Published on Sat Jun 05 2021

Genomic differentiation within East Asian Helicobacter pylori

You, Y., Thorell, K., He, L., Yahara, K., Yamaoka, Y., Cha, J.-H., Murakami, K., Katsura, Y., TEAMHp, , Kobayashi, I., Falush, D., Zhang, J.

H. pylori within East Asia are not homogeneous but have become differentiated geographically at multiple loci that have facilitated adaptation to local conditions and hosts. Seven sub-regional clusters were found within hspEAsia, related to sub-populations with various ethnicities, geographies and gastric cancer risks. Sub-population-specific amino-acid changes found in multi-drug exporters

1
11
16
Abstract

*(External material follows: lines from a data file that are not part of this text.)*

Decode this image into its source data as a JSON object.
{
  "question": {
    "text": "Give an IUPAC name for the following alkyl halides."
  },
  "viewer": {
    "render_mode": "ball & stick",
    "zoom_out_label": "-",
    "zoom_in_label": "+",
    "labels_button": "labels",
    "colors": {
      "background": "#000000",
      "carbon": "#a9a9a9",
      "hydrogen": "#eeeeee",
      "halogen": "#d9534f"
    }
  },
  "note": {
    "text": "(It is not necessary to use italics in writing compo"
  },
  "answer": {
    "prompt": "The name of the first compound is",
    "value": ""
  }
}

The East Asian region, including China, Japan and Korea, accounts for half of gastric cancer deaths. However, different areas have contrasting gastric cancer incidence and the population structure of Helicobacter pylori in this ethnically diverse region is yet unknown. We aimed to investigate genomic differences in H. pylori between these areas to identify sequence polymorphisms associated with increased cancer risk. We analysed 381 H. pylori genomes collected from different areas of the three countries using phylogenetic and population genetic tools to characterize population differentiation. The functional consequences of Single Nucleotide Polymorphisms (SNPs) with a highest fixation index (Fst) between subpopulations were examined by mapping amino-acid changes on 3D protein structure, solved or modelled. 329/381 genomes belonged to the previously identified hspEAsia population indicating that import of bacteria from other regions of the world has been uncommon. Seven sub-regional clusters were found within hspEAsia, related to sub-populations with various ethnicities, geographies and gastric cancer risks. Sub-population-specific amino-acid changes were found in multi-drug exporters (hefC), transporters (frpB-4), outer membrane proteins (hopI), and several genes involved in host interaction, such as catalase, involved in H2O2 entrance, and a flagellin site mimicking host glycosylation. Several of the top hits including frpB-4, hefC, alpB/hopB, and hofC. were also differentiated within the Americas, indicating that a handful of genes may be key to local geographic adaptation. H. pylori within East Asia are not homogeneous but have become differentiated geographically at multiple loci that have facilitated adaptation to local conditions and hosts. This has important implications for further evaluation of these changes in relation to the varying gastric cancer incidence between geographical areas in this region.